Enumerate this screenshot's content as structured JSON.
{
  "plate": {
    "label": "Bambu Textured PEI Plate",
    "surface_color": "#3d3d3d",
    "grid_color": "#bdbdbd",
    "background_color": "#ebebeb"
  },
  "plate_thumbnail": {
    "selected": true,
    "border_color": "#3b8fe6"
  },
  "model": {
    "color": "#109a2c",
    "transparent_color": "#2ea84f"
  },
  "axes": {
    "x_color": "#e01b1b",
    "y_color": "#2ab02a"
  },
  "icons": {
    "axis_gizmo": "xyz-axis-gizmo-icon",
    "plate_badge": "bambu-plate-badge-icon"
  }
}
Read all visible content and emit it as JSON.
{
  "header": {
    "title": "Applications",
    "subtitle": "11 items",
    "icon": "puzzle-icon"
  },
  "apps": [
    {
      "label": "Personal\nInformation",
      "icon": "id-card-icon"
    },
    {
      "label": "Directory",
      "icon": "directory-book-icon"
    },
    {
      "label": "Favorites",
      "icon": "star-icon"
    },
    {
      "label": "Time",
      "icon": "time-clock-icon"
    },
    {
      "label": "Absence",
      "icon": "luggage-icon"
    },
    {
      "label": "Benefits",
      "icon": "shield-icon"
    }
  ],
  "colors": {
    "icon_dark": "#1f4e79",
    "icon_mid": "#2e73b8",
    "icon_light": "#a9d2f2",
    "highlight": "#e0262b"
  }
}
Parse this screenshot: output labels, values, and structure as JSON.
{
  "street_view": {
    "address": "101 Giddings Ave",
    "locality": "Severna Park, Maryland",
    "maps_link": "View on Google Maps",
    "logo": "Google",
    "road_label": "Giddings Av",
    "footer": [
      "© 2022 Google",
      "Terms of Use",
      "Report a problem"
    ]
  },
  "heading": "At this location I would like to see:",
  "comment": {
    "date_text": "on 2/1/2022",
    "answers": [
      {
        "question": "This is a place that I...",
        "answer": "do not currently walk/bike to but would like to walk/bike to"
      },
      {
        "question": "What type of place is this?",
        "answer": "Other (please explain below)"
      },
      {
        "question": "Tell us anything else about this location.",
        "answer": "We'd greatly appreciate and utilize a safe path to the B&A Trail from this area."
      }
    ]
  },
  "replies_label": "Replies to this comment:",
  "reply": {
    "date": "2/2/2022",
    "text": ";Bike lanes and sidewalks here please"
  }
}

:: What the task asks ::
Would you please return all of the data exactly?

:: Written answer ::
Enumerate this screenshot's content as structured JSON.
{
  "plate": {
    "label": "Bambu Textured PEI Plate",
    "surface_color": "#3d3d3d",
    "grid_color": "#bdbdbd",
    "background_color": "#ebebeb"
  },
  "plate_thumbnail": {
    "selected": true,
    "border_color": "#3b8fe6"
  },
  "model": {
    "color": "#109a2c",
    "transparent_color": "#2ea84f"
  },
  "axes": {
    "x_color": "#e01b1b",
    "y_color": "#2ab02a"
  },
  "icons": {
    "axis_gizmo": "xyz-axis-gizmo-icon",
    "plate_badge": "bambu-plate-badge-icon"
  }
}
Read all visible content and emit it as JSON.
{
  "header": {
    "title": "Applications",
    "subtitle": "11 items",
    "icon": "puzzle-icon"
  },
  "apps": [
    {
      "label": "Personal\nInformation",
      "icon": "id-card-icon"
    },
    {
      "label": "Directory",
      "icon": "directory-book-icon"
    },
    {
      "label": "Favorites",
      "icon": "star-icon"
    },
    {
      "label": "Time",
      "icon": "time-clock-icon"
    },
    {
      "label": "Absence",
      "icon": "luggage-icon"
    },
    {
      "label": "Benefits",
      "icon": "shield-icon"
    }
  ],
  "colors": {
    "icon_dark": "#1f4e79",
    "icon_mid": "#2e73b8",
    "icon_light": "#a9d2f2",
    "highlight": "#e0262b"
  }
}
Parse this screenshot: output labels, values, and structure as JSON.
{
  "street_view": {
    "address": "101 Giddings Ave",
    "locality": "Severna Park, Maryland",
    "maps_link": "View on Google Maps",
    "logo": "Google",
    "road_label": "Giddings Av",
    "footer": [
      "© 2022 Google",
      "Terms of Use",
      "Report a problem"
    ]
  },
  "heading": "At this location I would like to see:",
  "comment": {
    "date_text": "on 2/1/2022",
    "answers": [
      {
        "question": "This is a place that I...",
        "answer": "do not currently walk/bike to but would like to walk/bike to"
      },
      {
        "question": "What type of place is this?",
        "answer": "Other (please explain below)"
      },
      {
        "question": "Tell us anything else about this location.",
        "answer": "We'd greatly appreciate and utilize a safe path to the B&A Trail from this area."
      }
    ]
  },
  "replies_label": "Replies to this comment:",
  "reply": {
    "date": "2/2/2022",
    "text": ";Bike lanes and sidewalks here please"
  }
}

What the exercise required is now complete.